◆ WHAT NEEDS TO BE DONE ◆
Pick out the lines below with "subtitle" and list them.

◆ DATA FOR PROCESSING ◆

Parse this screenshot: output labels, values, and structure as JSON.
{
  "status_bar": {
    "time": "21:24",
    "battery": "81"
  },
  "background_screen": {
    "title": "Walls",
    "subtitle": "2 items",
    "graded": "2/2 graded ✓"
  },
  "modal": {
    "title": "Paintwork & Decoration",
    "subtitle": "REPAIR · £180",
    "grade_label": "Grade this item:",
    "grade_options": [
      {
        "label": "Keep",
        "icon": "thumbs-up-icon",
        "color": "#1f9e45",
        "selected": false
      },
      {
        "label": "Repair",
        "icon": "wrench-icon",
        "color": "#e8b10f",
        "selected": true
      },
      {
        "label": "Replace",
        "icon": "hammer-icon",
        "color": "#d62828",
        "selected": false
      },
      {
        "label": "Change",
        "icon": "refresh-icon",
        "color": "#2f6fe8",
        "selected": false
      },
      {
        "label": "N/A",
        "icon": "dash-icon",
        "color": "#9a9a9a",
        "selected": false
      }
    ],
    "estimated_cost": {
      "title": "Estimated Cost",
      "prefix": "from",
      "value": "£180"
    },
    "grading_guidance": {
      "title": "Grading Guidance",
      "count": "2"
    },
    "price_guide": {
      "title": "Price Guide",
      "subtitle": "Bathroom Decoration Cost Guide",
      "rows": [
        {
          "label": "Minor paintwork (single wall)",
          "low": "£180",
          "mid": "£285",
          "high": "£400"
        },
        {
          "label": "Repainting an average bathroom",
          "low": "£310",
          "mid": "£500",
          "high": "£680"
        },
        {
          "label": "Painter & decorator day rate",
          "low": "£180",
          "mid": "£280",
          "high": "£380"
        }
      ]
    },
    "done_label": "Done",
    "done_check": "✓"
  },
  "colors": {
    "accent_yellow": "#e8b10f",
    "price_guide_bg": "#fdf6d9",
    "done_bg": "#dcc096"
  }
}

◆ ANSWER SPACE ◆
    "subtitle": "2 items",
    "subtitle": "REPAIR · £180",
      "subtitle": "Bathroom Decoration Cost Guide",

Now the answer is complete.